UMass formalizes Springfield partnership
In 2008, the University of Massachusetts and the city of Springfield formalized a partnership that will help to improve the quality of life in Springfield by stimulating a better economic environment.
Spearheading the partnership are incumbent Mayor Dominic Sarno, Chancellor Robert Holub and most recently, Dr. John Mullin. The trio manages the “partnership team,” which consists of senior administrative officials from UMass, senior officials from the Mayor’s office, a representative from the UMass System and a representative from the Commonwealth.
The team has worked towards completing four goals for the UMass-Springfield partnership. The missions of the partnership are to create an urban design center for research and scholarship, to position the city as a center for Green industries, boost Springfield’s arts and creative economy and to create an academic pipeline between Springfield students and UMass.
In the spring, UMass and Springfield signed a memorandum of understanding which launched the partnership into the planning stages. Dr. John Mullin, who has a background as a regional economist, is the managing director of the partnership as well as the dean of the graduate school at UMass.
“There is no great region without a great center-city,” Mullin said.
According to Mullin, the immediate goal of the partnership is to create a physical footprint of UMass in the center of Springfield. To do so, he said that he intends to have the design center running by the end of this year.
Karen Barshefsky, UMass Extension Educator for the 4-H program, is also involved in the partnership. According to Barshefsky, in the last few years 4-H has become less about farming and more about youth development.

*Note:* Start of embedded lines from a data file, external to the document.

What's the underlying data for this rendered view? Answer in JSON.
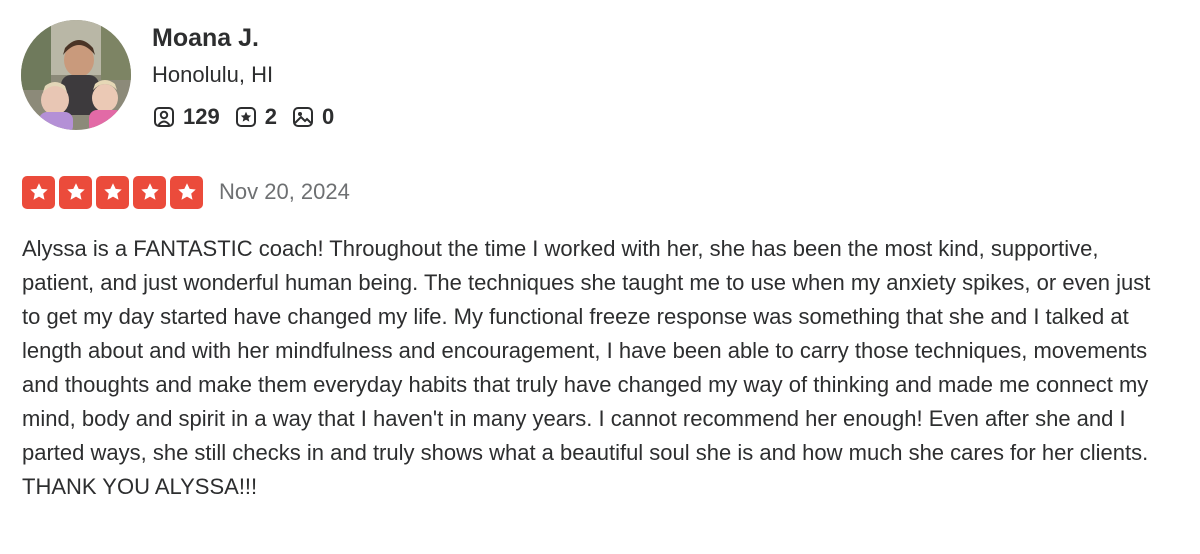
{
  "user": {
    "name": "Moana J.",
    "location": "Honolulu, HI",
    "stats": {
      "friends": "129",
      "reviews": "2",
      "photos": "0"
    }
  },
  "review": {
    "rating": 5,
    "date": "Nov 20, 2024",
    "text": "Alyssa is a FANTASTIC coach! Throughout the time I worked with her, she has been the most kind, supportive, patient, and just wonderful human being. The techniques she taught me to use when my anxiety spikes, or even just to get my day started have changed my life. My functional freeze response was something that she and I talked at length about and with her mindfulness and encouragement, I have been able to carry those techniques, movements and thoughts and make them everyday habits that truly have changed my way of thinking and made me connect my mind, body and spirit in a way that I haven't in many years. I cannot recommend her enough! Even after she and I parted ways, she still checks in and truly shows what a beautiful soul she is and how much she cares for her clients. THANK YOU ALYSSA!!!"
  },
  "colors": {
    "star_red": "#eb4b3b",
    "text_dark": "#2d2e2f",
    "text_muted": "#6e7072"
  },
  "icons": {
    "friends": "friends-icon",
    "reviews": "review-star-icon",
    "photos": "photo-icon",
    "rating_star": "rating-star-icon"
  }
}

“UMass is the land-grant university, and Springfield is just down the road,” Barshefsky said. “For years, there hasn’t been that much reciprocity among faculty and students doing much of anything in Springfield, and a lot of the young people in Springfield have never been to Amherst, never been to UMass and they don’t know that is an option for them in higher education.”
Barshefsky said she is working to increase the academic pipeline between UMass and Springfield.
“There’s so much expertise here that the Mayor is finally utilizing the smarts of the college to build a stronger Springfield,” she said.
Barshefsky said her goal is to work with the students in Springfield to give them an opportunity. Barshefsky is working with middle school students in an after-school program at the South End and New North Community Centers to get them interested in science, engineering and technology.
“They are all very eager learners,” she said.
She added however, “They don’t have these opportunities or at least don’t see the opportunities and don’t have the exposure to college students.”
Barshefsky believes that the presence of UMass students in Springfield is important for both the Springfield students as well as the UMass students. It is an opportunity, she said for college students to do something different as well as encouraging more local students to go to Springfield and UMass. She also said that she hopes with the opportunities presented by the partnership, more students will choose to settle in either Amherst or Springfield following graduation.
“The one thing that we have is our size and extensive amount of resources,” Mullin said.
Mullin added that when Governor Patrick was looking for means to revitalize the economy in Springfield he had looked to the partnership because of the available research and the willingness of the students to work in the community.
Mullin said, “[Patrick] saw us as an opportunity, so he decided to ask us to do it.”
Mullin said that he hopes to have UMass students experience what it is like to work in a city that is in transformation. He said that he hopes that students will be able to take away meaningful experiences by working in Springfield.
“With helping [Springfield], we help ourselves,” he said.
Hannah McGoldrick can be reached at email@example.com.